A federal judge late yesterday allowed a lawsuit against Apple and five major publishers filed by a Seattle law firm that has offices in the same building as Amazon.com to proceed. While the decision was — as a Publishers Weekly report notes — “largely expected,” what was not expected was the blistering language of U.S. District Court Judge Denise Cote ruling against Apple, Penguin, Simon & Schuster, Macmillan, HarperCollins and Hachette.
As Larry Neumeister reports in an Associated Press wire story, Judge Cote “cited the confident voice of the late Apple founder Steve Jobs on Tuesday as she refused to toss out lawsuits alleging the company and various publishers conspired to drive up the price of electronic books. Cotes said “Jobs had made statements that agreements between the publishers and Apple Inc., based in Cupertino, Calif., would cause consumers to ‘pay a little more’ and that prices would ‘be the same’ at Apple and Amazon.com.”
Well, it was actually more damning than that. As Neumeister continues,
The judge rejected the argument that Apple and the publishers were merely improving the efficiencies of distribution, saying: “It has everything to do with coordinating a horizontal agreement among publishers to raise prices, and eliminating horizontal price competition among Apple’s competitors at the retail level.”
The judge noted that Jobs told the publishers that “the customer pays a little more, but that’s what you want anyway.”
… The judge wrote that Apple had a “strong incentive” to encourage publishers to agree together on the rules for e-book sales so that its iBookstore did not face stiff competition.
“With the fortuitous entry of Apple into the market for e-books, and the decision by Apple to join the price-fixing conspiracy, that horizontal conspiracy became a potent weapon for engineering a fundamental shift in an entire industry,” the judge said.
As Julie Bosman summarizes it in a story for the New York Times, Judge Cote said the lawsuit “plausibly alleges that these motives converged to cause the publishing defendants and Apple to join a single conspiracy to eliminate price competition at the retail level and raise the prices consumers would pay for e-books.”
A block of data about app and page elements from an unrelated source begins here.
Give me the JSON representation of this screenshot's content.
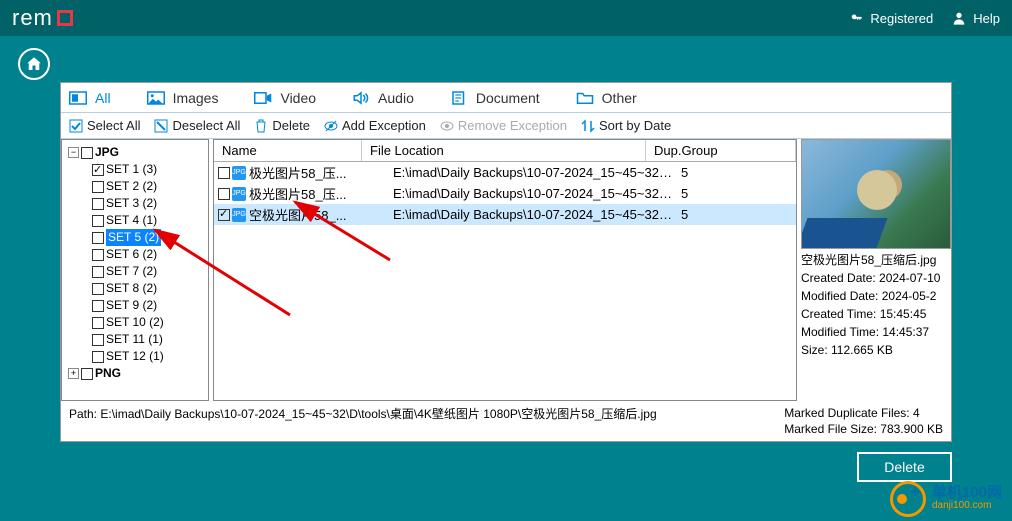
{
  "topbar": {
    "brand": "rem",
    "registered": "Registered",
    "help": "Help"
  },
  "tabs": {
    "all": "All",
    "images": "Images",
    "video": "Video",
    "audio": "Audio",
    "document": "Document",
    "other": "Other"
  },
  "tools": {
    "selectall": "Select All",
    "deselectall": "Deselect All",
    "delete": "Delete",
    "addexc": "Add Exception",
    "remexc": "Remove Exception",
    "sortdate": "Sort by Date"
  },
  "tree": {
    "root": "JPG",
    "items": [
      {
        "label": "SET 1 (3)",
        "checked": true
      },
      {
        "label": "SET 2 (2)",
        "checked": false
      },
      {
        "label": "SET 3 (2)",
        "checked": false
      },
      {
        "label": "SET 4 (1)",
        "checked": false
      },
      {
        "label": "SET 5 (2)",
        "checked": false,
        "selected": true
      },
      {
        "label": "SET 6 (2)",
        "checked": false
      },
      {
        "label": "SET 7 (2)",
        "checked": false
      },
      {
        "label": "SET 8 (2)",
        "checked": false
      },
      {
        "label": "SET 9 (2)",
        "checked": false
      },
      {
        "label": "SET 10 (2)",
        "checked": false
      },
      {
        "label": "SET 11 (1)",
        "checked": false
      },
      {
        "label": "SET 12 (1)",
        "checked": false
      }
    ],
    "foot": "PNG"
  },
  "table": {
    "headers": {
      "name": "Name",
      "loc": "File Location",
      "grp": "Dup.Group"
    },
    "rows": [
      {
        "checked": false,
        "name": "极光图片58_压...",
        "loc": "E:\\imad\\Daily Backups\\10-07-2024_15~45~32\\...",
        "grp": "5",
        "sel": false
      },
      {
        "checked": false,
        "name": "极光图片58_压...",
        "loc": "E:\\imad\\Daily Backups\\10-07-2024_15~45~32\\...",
        "grp": "5",
        "sel": false
      },
      {
        "checked": true,
        "name": "空极光图片58_...",
        "loc": "E:\\imad\\Daily Backups\\10-07-2024_15~45~32\\...",
        "grp": "5",
        "sel": true
      }
    ]
  },
  "preview": {
    "filename": "空极光图片58_压缩后.jpg",
    "cd_lbl": "Created Date: ",
    "cd": "2024-07-10",
    "md_lbl": "Modified Date: ",
    "md": "2024-05-2",
    "ct_lbl": "Created Time: ",
    "ct": "15:45:45",
    "mt_lbl": "Modified Time: ",
    "mt": "14:45:37",
    "sz_lbl": "Size: ",
    "sz": "112.665 KB"
  },
  "status": {
    "path_lbl": "Path:  ",
    "path": "E:\\imad\\Daily Backups\\10-07-2024_15~45~32\\D\\tools\\桌面\\4K壁纸图片 1080P\\空极光图片58_压缩后.jpg",
    "mdf_lbl": "Marked Duplicate Files: ",
    "mdf": "4",
    "mfs_lbl": "Marked File Size: ",
    "mfs": "783.900 KB"
  },
  "delete": "Delete",
  "footer": {
    "t1": "单机100网",
    "t2": "danji100.com"
  }
}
As Bosman also noted, the attorney who filed the lawsuit, Steve Berman of Hagens Berman— whose offices, an earlier Times story noted, are “in a Seattle office building that also houses Amazon offices” — was delirious. “We thought that Judge Cote’s ruling was spot on, especially when she noted that we’ve gone above and beyond in illustrating the legitimacy of our case,” he tells Bosman. “We are eager to push forward with the case.”
It may not be quite so easy as he thinks, at least not in the case against Apple. As Jeff John Roberts notes in a story for paidContent, Apple seems unlikely to budge, in part because “in the past, Apple has been anything but shy about litigating,” and “in part because the pricing system it used with the publishers (in which [Apple] takes a 30 percent commission) is the same one it uses with providers of other types of content.”
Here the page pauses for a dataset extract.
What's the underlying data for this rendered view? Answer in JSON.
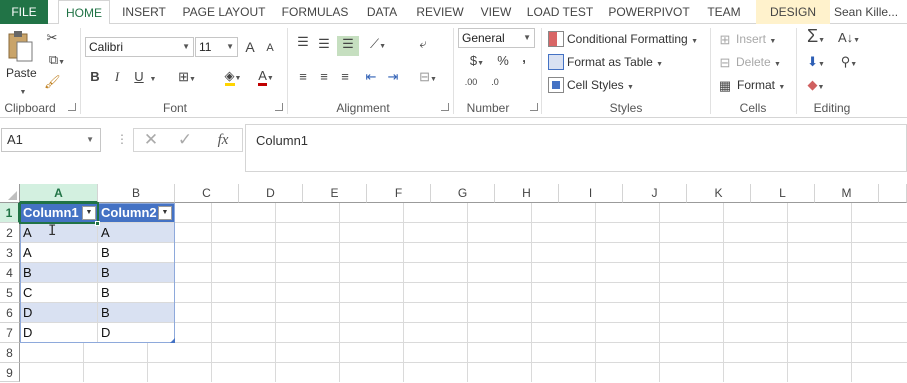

For the publishers, on the other hand, things are different. “Cote’s strong language,” Roberts notes, “reinforces that … the publishers may be in a deep hole.” He continues,
Three of the publishers (Hachette, Harper Collins and Simon & Schuster) have already settled an antitrust lawsuit with the Department of Justice and agreed to change their pricing practices.
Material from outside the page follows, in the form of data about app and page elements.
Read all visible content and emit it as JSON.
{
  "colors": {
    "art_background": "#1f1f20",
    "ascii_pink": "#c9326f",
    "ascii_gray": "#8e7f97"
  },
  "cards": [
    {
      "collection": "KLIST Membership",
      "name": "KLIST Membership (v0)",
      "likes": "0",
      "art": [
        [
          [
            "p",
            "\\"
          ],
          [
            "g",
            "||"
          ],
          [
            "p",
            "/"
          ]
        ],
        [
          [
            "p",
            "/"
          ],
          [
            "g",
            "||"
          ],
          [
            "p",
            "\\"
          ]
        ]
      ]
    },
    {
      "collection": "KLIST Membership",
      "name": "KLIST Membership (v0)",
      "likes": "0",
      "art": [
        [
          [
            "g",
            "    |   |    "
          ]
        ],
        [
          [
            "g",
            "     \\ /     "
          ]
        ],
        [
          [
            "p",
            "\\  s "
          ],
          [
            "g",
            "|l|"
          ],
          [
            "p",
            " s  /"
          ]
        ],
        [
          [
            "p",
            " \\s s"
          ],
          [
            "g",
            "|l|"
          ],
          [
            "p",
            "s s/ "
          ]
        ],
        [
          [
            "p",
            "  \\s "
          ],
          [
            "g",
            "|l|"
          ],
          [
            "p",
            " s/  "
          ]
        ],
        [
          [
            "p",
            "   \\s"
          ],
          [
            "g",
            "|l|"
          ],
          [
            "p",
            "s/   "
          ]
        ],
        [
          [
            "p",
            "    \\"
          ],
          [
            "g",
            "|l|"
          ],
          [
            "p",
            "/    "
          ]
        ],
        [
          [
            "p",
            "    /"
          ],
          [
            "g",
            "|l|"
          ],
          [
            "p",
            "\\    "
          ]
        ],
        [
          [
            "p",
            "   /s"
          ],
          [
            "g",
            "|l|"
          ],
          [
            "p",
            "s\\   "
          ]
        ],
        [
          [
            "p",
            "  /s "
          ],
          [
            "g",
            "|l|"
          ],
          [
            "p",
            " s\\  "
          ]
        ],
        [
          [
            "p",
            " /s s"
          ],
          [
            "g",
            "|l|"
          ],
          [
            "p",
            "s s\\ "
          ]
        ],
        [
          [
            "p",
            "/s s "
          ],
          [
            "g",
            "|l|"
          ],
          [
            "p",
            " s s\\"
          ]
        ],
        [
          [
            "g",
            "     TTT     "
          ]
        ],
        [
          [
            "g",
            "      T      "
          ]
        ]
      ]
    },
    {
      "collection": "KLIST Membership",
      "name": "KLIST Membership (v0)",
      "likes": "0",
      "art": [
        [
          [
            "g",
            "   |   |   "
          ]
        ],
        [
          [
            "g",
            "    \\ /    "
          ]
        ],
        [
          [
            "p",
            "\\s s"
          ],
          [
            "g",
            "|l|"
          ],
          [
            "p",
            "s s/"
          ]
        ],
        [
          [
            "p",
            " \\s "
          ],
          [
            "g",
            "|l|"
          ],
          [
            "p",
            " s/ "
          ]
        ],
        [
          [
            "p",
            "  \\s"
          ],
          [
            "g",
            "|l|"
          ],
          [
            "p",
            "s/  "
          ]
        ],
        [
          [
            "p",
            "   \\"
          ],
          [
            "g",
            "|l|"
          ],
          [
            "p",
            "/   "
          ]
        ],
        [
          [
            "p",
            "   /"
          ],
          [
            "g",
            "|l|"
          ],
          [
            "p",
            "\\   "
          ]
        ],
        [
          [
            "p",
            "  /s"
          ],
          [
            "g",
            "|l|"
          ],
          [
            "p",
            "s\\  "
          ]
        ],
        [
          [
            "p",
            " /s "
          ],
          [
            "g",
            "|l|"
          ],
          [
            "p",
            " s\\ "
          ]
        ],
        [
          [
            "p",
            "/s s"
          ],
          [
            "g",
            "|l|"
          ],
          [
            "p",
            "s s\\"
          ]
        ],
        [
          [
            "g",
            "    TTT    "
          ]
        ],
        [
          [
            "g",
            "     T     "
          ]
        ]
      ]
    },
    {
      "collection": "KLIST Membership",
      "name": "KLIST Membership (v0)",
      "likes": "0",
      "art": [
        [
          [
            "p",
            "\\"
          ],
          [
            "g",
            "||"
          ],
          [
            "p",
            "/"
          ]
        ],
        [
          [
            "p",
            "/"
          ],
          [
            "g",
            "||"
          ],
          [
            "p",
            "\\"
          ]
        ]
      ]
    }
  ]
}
The three publishers are also in negotiations with state governments under which they are likely to pay tens of millions in consumer restitution. In plain English, this means that people who bought an e-book in the last few years may receive a small settlement payment.
The publishers appear to have entered negotiations with the states (led by Connecticut and Texas) in order to escape the clutches of the class action lawyers. Any settlement would largely excuse them from having to pay again in the class action suit.
That leaves two publishers — Penguin and Macmillan — as holdouts. Both Macmillan CEO John Sargent and Penguin CEO John Makinson have stated that their companies did nothing wrong.
Unfortunately, it seems they’re going to have to tell it to a judge that already doesn’t believe them.
Dennis Johnson is the founder of MobyLives, and the co-founder and co-publisher of Melville House.